● What you should do
Provide only the number of lines in the listing that contain the word "Total".
[Start of section]
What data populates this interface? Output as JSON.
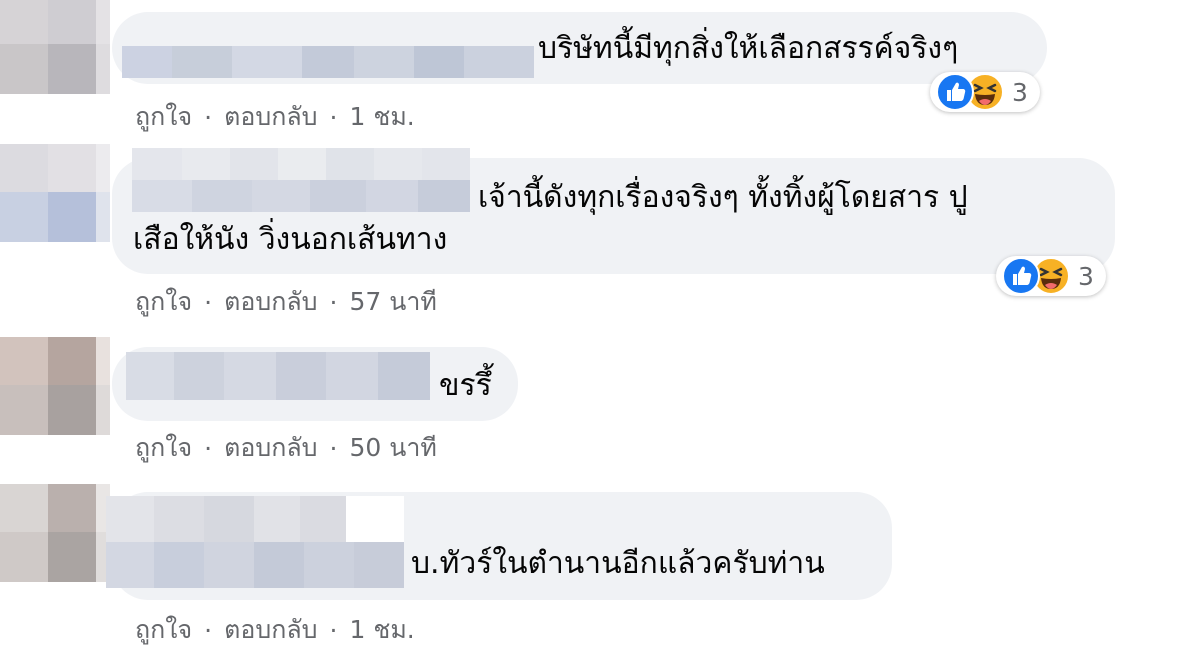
{
  "colors": {
    "bubble_bg": "#f0f2f5",
    "meta_text": "#65676b",
    "like_blue": "#1877f2",
    "haha_yellow": "#f7b125"
  },
  "comments": [
    {
      "text_lines": [
        "บริษัทนี้มีทุกสิ่งให้เลือกสรรค์จริงๆ"
      ],
      "reaction_icons": [
        "like-icon",
        "haha-icon"
      ],
      "reaction_count": "3",
      "actions": {
        "like": "ถูกใจ",
        "reply": "ตอบกลับ",
        "time": "1 ชม."
      }
    },
    {
      "text_lines": [
        "เจ้านี้ดังทุกเรื่องจริงๆ ทั้งทิ้งผู้โดยสาร ปู",
        "เสือให้นัง วิ่งนอกเส้นทาง"
      ],
      "reaction_icons": [
        "like-icon",
        "haha-icon"
      ],
      "reaction_count": "3",
      "actions": {
        "like": "ถูกใจ",
        "reply": "ตอบกลับ",
        "time": "57 นาที"
      }
    },
    {
      "text_lines": [
        "ขรรึ้"
      ],
      "actions": {
        "like": "ถูกใจ",
        "reply": "ตอบกลับ",
        "time": "50 นาที"
      }
    },
    {
      "text_lines": [
        "บ.ทัวร์ในตำนานอีกแล้วครับท่าน"
      ],
      "actions": {
        "like": "ถูกใจ",
        "reply": "ตอบกลับ",
        "time": "1 ชม."
      }
    }
  ],
  "separator": "·"
}
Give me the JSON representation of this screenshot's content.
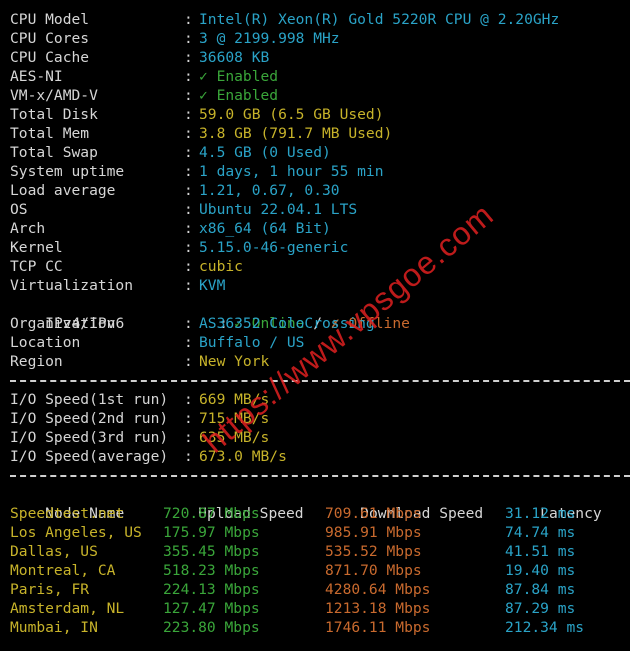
{
  "colors": {
    "background": "#000000",
    "label": "#d6d6d6",
    "cyan": "#2aa3c7",
    "yellow": "#c7b32a",
    "green": "#3aa63a",
    "orange": "#c96a2e",
    "watermark": "#e02020"
  },
  "sysinfo": [
    {
      "key": "CPU Model",
      "value": "Intel(R) Xeon(R) Gold 5220R CPU @ 2.20GHz",
      "color": "cyan"
    },
    {
      "key": "CPU Cores",
      "value": "3 @ 2199.998 MHz",
      "color": "cyan"
    },
    {
      "key": "CPU Cache",
      "value": "36608 KB",
      "color": "cyan"
    },
    {
      "key": "AES-NI",
      "value": "✓ Enabled",
      "color": "green"
    },
    {
      "key": "VM-x/AMD-V",
      "value": "✓ Enabled",
      "color": "green"
    },
    {
      "key": "Total Disk",
      "value": "59.0 GB (6.5 GB Used)",
      "color": "yellow"
    },
    {
      "key": "Total Mem",
      "value": "3.8 GB (791.7 MB Used)",
      "color": "yellow"
    },
    {
      "key": "Total Swap",
      "value": "4.5 GB (0 Used)",
      "color": "cyan"
    },
    {
      "key": "System uptime",
      "value": "1 days, 1 hour 55 min",
      "color": "cyan"
    },
    {
      "key": "Load average",
      "value": "1.21, 0.67, 0.30",
      "color": "cyan"
    },
    {
      "key": "OS",
      "value": "Ubuntu 22.04.1 LTS",
      "color": "cyan"
    },
    {
      "key": "Arch",
      "value": "x86_64 (64 Bit)",
      "color": "cyan"
    },
    {
      "key": "Kernel",
      "value": "5.15.0-46-generic",
      "color": "cyan"
    },
    {
      "key": "TCP CC",
      "value": "cubic",
      "color": "yellow"
    },
    {
      "key": "Virtualization",
      "value": "KVM",
      "color": "cyan"
    }
  ],
  "ip": {
    "key": "IPv4/IPv6",
    "online": "✓ Online",
    "slash": " / ",
    "offline": "✗ Offline"
  },
  "sysinfo2": [
    {
      "key": "Organization",
      "value": "AS36352 ColoCrossing",
      "color": "cyan"
    },
    {
      "key": "Location",
      "value": "Buffalo / US",
      "color": "cyan"
    },
    {
      "key": "Region",
      "value": "New York",
      "color": "yellow"
    }
  ],
  "io": [
    {
      "key": "I/O Speed(1st run)",
      "value": "669 MB/s"
    },
    {
      "key": "I/O Speed(2nd run)",
      "value": "715 MB/s"
    },
    {
      "key": "I/O Speed(3rd run)",
      "value": "635 MB/s"
    },
    {
      "key": "I/O Speed(average)",
      "value": "673.0 MB/s"
    }
  ],
  "speedtest": {
    "headers": [
      "Node Name",
      "Upload Speed",
      "Download Speed",
      "Latency"
    ],
    "rows": [
      {
        "node": "Speedtest.net",
        "upload": "720.87 Mbps",
        "download": "709.61 Mbps",
        "latency": "31.12 ms"
      },
      {
        "node": "Los Angeles, US",
        "upload": "175.97 Mbps",
        "download": "985.91 Mbps",
        "latency": "74.74 ms"
      },
      {
        "node": "Dallas, US",
        "upload": "355.45 Mbps",
        "download": "535.52 Mbps",
        "latency": "41.51 ms"
      },
      {
        "node": "Montreal, CA",
        "upload": "518.23 Mbps",
        "download": "871.70 Mbps",
        "latency": "19.40 ms"
      },
      {
        "node": "Paris, FR",
        "upload": "224.13 Mbps",
        "download": "4280.64 Mbps",
        "latency": "87.84 ms"
      },
      {
        "node": "Amsterdam, NL",
        "upload": "127.47 Mbps",
        "download": "1213.18 Mbps",
        "latency": "87.29 ms"
      },
      {
        "node": "Mumbai, IN",
        "upload": "223.80 Mbps",
        "download": "1746.11 Mbps",
        "latency": "212.34 ms"
      }
    ]
  },
  "watermark": "https://www.vpsgoe.com"
}
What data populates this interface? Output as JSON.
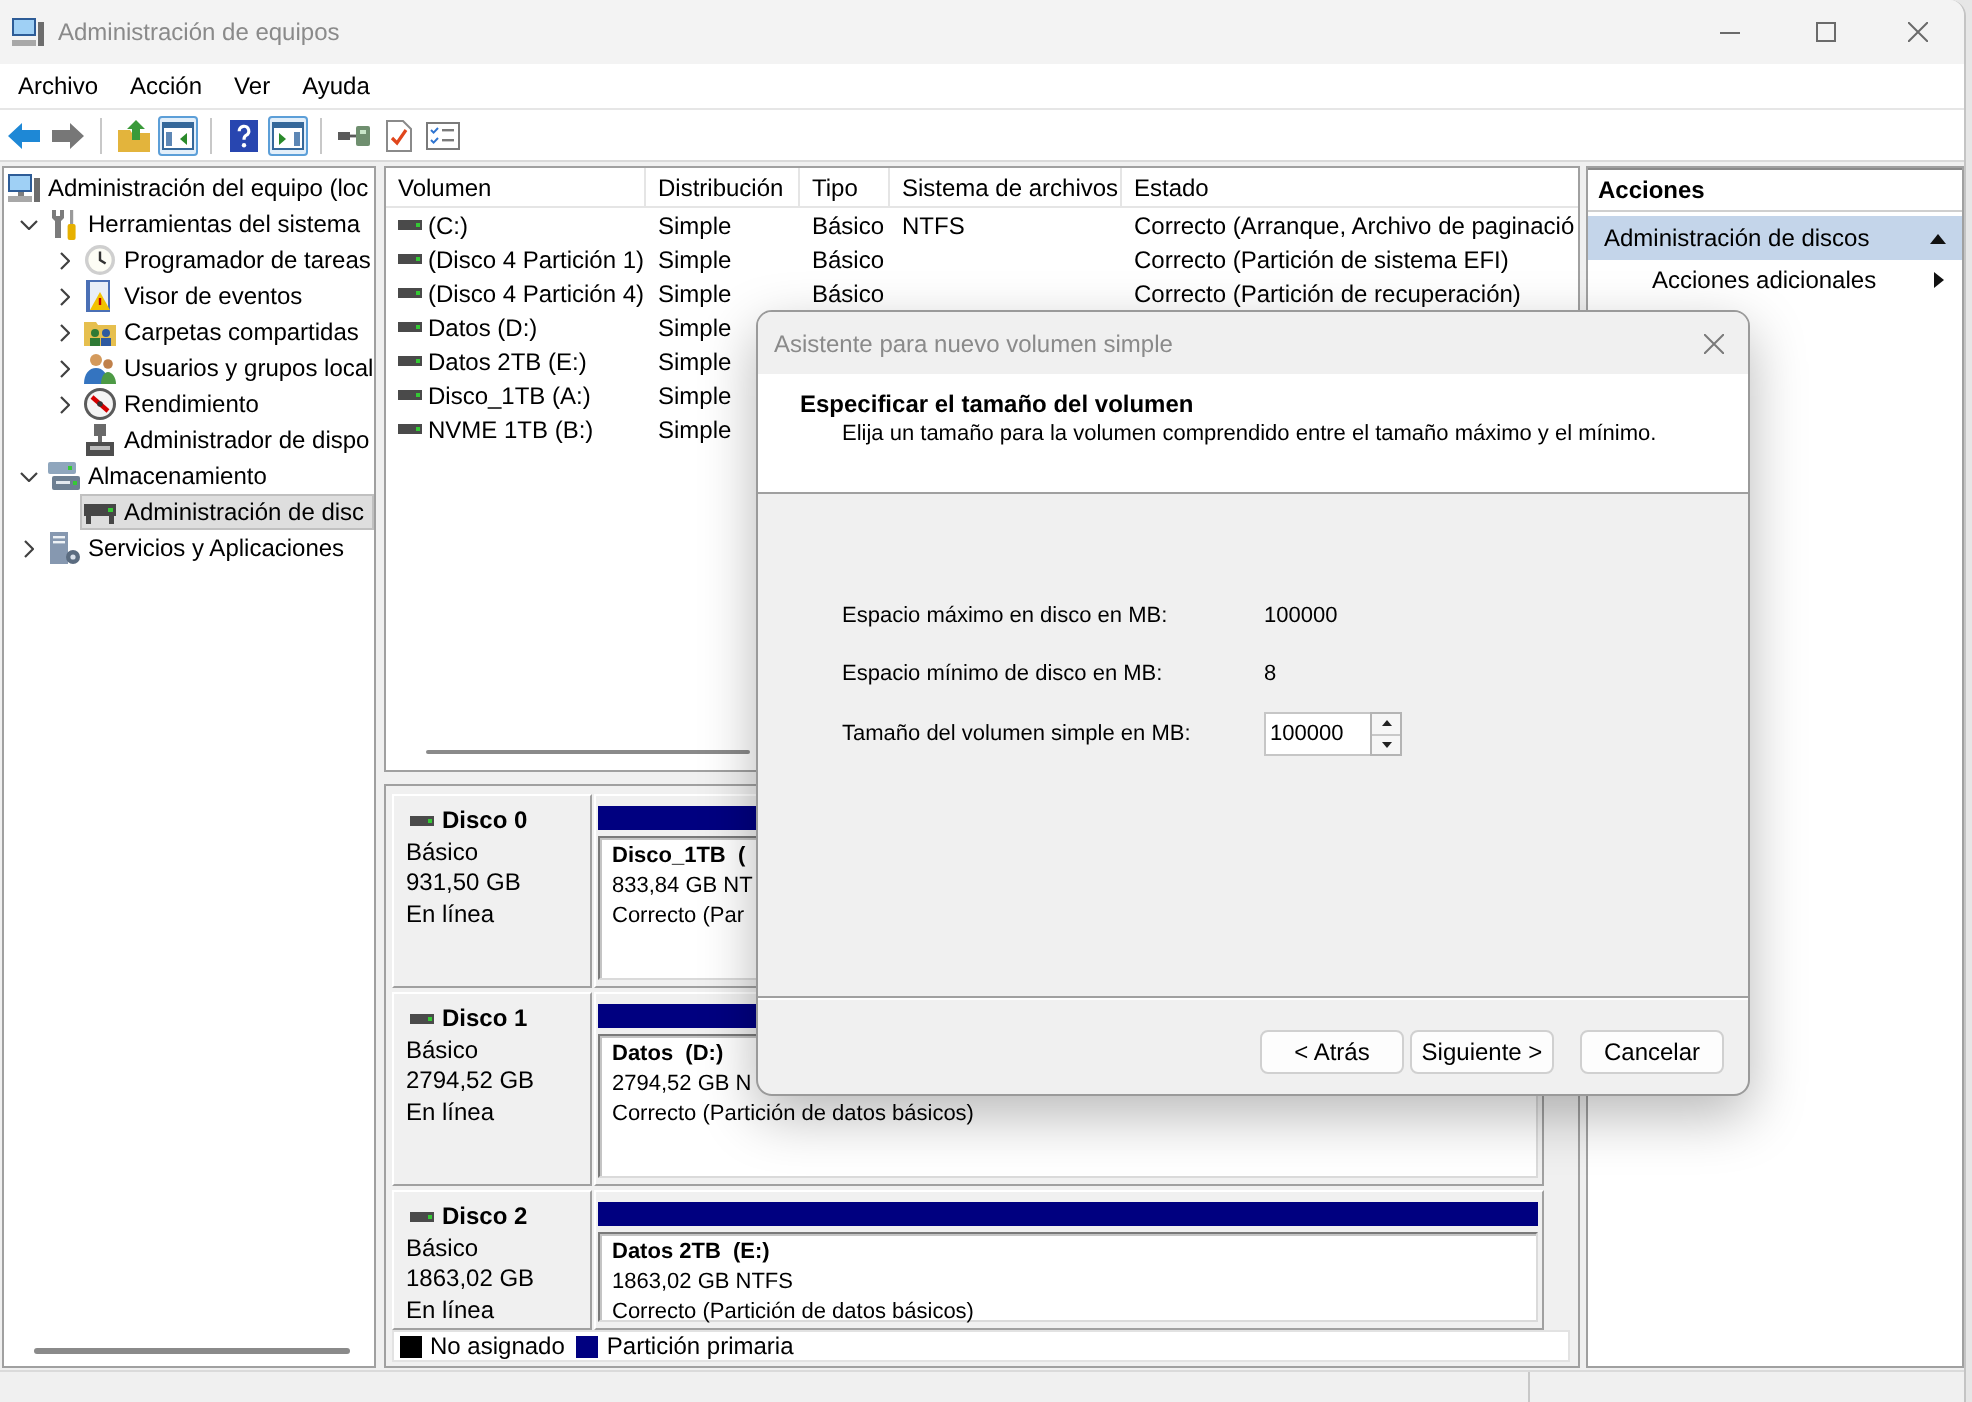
{
  "window": {
    "title": "Administración de equipos"
  },
  "menu": [
    "Archivo",
    "Acción",
    "Ver",
    "Ayuda"
  ],
  "toolbar": [
    {
      "buttons": [
        {
          "kind": "back",
          "on": false,
          "disabled": false
        },
        {
          "kind": "forward",
          "on": false,
          "disabled": true
        }
      ]
    },
    {
      "buttons": [
        {
          "kind": "up",
          "on": false,
          "disabled": false
        },
        {
          "kind": "tree",
          "on": true,
          "disabled": false
        }
      ]
    },
    {
      "buttons": [
        {
          "kind": "help",
          "on": false,
          "disabled": false
        },
        {
          "kind": "actions",
          "on": true,
          "disabled": false
        }
      ]
    },
    {
      "buttons": [
        {
          "kind": "connect",
          "on": false,
          "disabled": false
        },
        {
          "kind": "check",
          "on": false,
          "disabled": false
        },
        {
          "kind": "list",
          "on": false,
          "disabled": false
        }
      ]
    }
  ],
  "tree": [
    {
      "label": "Administración del equipo (loc",
      "kind": "computer",
      "selected": false,
      "children": [
        {
          "label": "Herramientas del sistema",
          "kind": "tools",
          "expanded": true,
          "selected": false,
          "children": [
            {
              "label": "Programador de tareas",
              "kind": "clock",
              "expanded": false,
              "selected": false
            },
            {
              "label": "Visor de eventos",
              "kind": "events",
              "expanded": false,
              "selected": false
            },
            {
              "label": "Carpetas compartidas",
              "kind": "shares",
              "expanded": false,
              "selected": false
            },
            {
              "label": "Usuarios y grupos local",
              "kind": "users",
              "expanded": false,
              "selected": false
            },
            {
              "label": "Rendimiento",
              "kind": "performance",
              "expanded": false,
              "selected": false
            },
            {
              "label": "Administrador de dispo",
              "kind": "devices",
              "selected": false
            }
          ]
        },
        {
          "label": "Almacenamiento",
          "kind": "storage",
          "expanded": true,
          "selected": false,
          "children": [
            {
              "label": "Administración de disc",
              "kind": "disk",
              "selected": true
            }
          ]
        },
        {
          "label": "Servicios y Aplicaciones",
          "kind": "services",
          "expanded": false,
          "selected": false
        }
      ]
    }
  ],
  "volumes": {
    "columns": [
      "Volumen",
      "Distribución",
      "Tipo",
      "Sistema de archivos",
      "Estado"
    ],
    "rows": [
      {
        "volume": "(C:)",
        "layout": "Simple",
        "type": "Básico",
        "file_system": "NTFS",
        "status": "Correcto (Arranque, Archivo de paginació"
      },
      {
        "volume": "(Disco 4 Partición 1)",
        "layout": "Simple",
        "type": "Básico",
        "status": "Correcto (Partición de sistema EFI)"
      },
      {
        "volume": "(Disco 4 Partición 4)",
        "layout": "Simple",
        "type": "Básico",
        "status": "Correcto (Partición de recuperación)"
      },
      {
        "volume": "Datos (D:)",
        "layout": "Simple"
      },
      {
        "volume": "Datos 2TB (E:)",
        "layout": "Simple"
      },
      {
        "volume": "Disco_1TB (A:)",
        "layout": "Simple"
      },
      {
        "volume": "NVME 1TB (B:)",
        "layout": "Simple"
      }
    ]
  },
  "disks": [
    {
      "name": "Disco 0",
      "type": "Básico",
      "size": "931,50 GB",
      "status": "En línea",
      "partitions": [
        {
          "name": "Disco_1TB  (",
          "size": "833,84 GB NT",
          "status": "Correcto (Par",
          "color": "#000080"
        }
      ]
    },
    {
      "name": "Disco 1",
      "type": "Básico",
      "size": "2794,52 GB",
      "status": "En línea",
      "partitions": [
        {
          "name": "Datos  (D:)",
          "size": "2794,52 GB N",
          "status": "Correcto (Partición de datos básicos)",
          "color": "#000080"
        }
      ]
    },
    {
      "name": "Disco 2",
      "type": "Básico",
      "size": "1863,02 GB",
      "status": "En línea",
      "partitions": [
        {
          "name": "Datos 2TB  (E:)",
          "size": "1863,02 GB NTFS",
          "status": "Correcto (Partición de datos básicos)",
          "color": "#000080"
        }
      ]
    }
  ],
  "legend": [
    {
      "label": "No asignado",
      "color": "#000000"
    },
    {
      "label": "Partición primaria",
      "color": "#000080"
    }
  ],
  "actions": {
    "title": "Acciones",
    "sections": [
      {
        "label": "Administración de discos",
        "expanded": true,
        "items": [
          {
            "label": "Acciones adicionales",
            "kind": "submenu"
          }
        ]
      }
    ]
  },
  "dialog": {
    "title": "Asistente para nuevo volumen simple",
    "heading": "Especificar el tamaño del volumen",
    "subheading": "Elija un tamaño para la volumen comprendido entre el tamaño máximo y el mínimo.",
    "fields": [
      {
        "kind": "readout",
        "label": "Espacio máximo en disco en MB:",
        "value": "100000"
      },
      {
        "kind": "readout",
        "label": "Espacio mínimo de disco en MB:",
        "value": "8"
      },
      {
        "kind": "spinner",
        "label": "Tamaño del volumen simple en MB:",
        "value": "100000"
      }
    ],
    "buttons": [
      {
        "label": "< Atrás"
      },
      {
        "label": "Siguiente >"
      },
      {
        "label": "Cancelar"
      }
    ]
  }
}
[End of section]
● Written answer
3